◆ **Work required**
Lines holding the word "title" must be located in the listing below and copied.

◆ **Given records**

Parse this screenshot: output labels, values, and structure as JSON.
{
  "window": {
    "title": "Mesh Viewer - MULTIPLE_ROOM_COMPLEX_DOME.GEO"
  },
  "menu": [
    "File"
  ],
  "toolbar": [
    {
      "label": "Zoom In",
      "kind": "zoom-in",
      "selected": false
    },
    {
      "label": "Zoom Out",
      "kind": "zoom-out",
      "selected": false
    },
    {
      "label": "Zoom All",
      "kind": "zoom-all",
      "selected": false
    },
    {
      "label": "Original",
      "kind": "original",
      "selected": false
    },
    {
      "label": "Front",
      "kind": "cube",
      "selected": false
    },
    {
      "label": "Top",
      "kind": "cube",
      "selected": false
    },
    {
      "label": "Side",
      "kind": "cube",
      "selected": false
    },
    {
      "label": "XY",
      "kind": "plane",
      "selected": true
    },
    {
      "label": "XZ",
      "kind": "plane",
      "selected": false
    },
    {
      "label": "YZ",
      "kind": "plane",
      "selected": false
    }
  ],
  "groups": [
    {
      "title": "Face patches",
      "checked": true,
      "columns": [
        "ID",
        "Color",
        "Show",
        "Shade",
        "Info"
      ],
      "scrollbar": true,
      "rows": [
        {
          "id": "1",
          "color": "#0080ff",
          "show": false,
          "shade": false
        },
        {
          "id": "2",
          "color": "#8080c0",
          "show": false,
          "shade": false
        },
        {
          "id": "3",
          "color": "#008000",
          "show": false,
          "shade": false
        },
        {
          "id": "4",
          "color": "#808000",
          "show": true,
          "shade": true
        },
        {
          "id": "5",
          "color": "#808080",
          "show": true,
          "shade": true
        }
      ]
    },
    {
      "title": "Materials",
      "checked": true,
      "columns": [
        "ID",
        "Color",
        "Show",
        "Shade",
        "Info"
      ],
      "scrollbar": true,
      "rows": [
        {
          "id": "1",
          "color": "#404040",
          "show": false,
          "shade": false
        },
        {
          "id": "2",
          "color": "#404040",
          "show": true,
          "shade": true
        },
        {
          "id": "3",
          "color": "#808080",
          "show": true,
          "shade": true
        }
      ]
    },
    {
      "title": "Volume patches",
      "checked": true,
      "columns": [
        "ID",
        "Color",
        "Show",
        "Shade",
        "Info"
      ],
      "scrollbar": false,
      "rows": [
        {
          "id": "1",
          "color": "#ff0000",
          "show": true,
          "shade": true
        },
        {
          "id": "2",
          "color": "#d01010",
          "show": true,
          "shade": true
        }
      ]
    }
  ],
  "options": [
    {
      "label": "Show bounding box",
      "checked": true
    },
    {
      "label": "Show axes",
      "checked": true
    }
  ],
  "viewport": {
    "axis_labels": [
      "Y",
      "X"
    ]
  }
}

◆ **Answer to the exercise**
    "title": "Mesh Viewer - MULTIPLE_ROOM_COMPLEX_DOME.GEO"
      "title": "Face patches",
      "title": "Materials",
      "title": "Volume patches",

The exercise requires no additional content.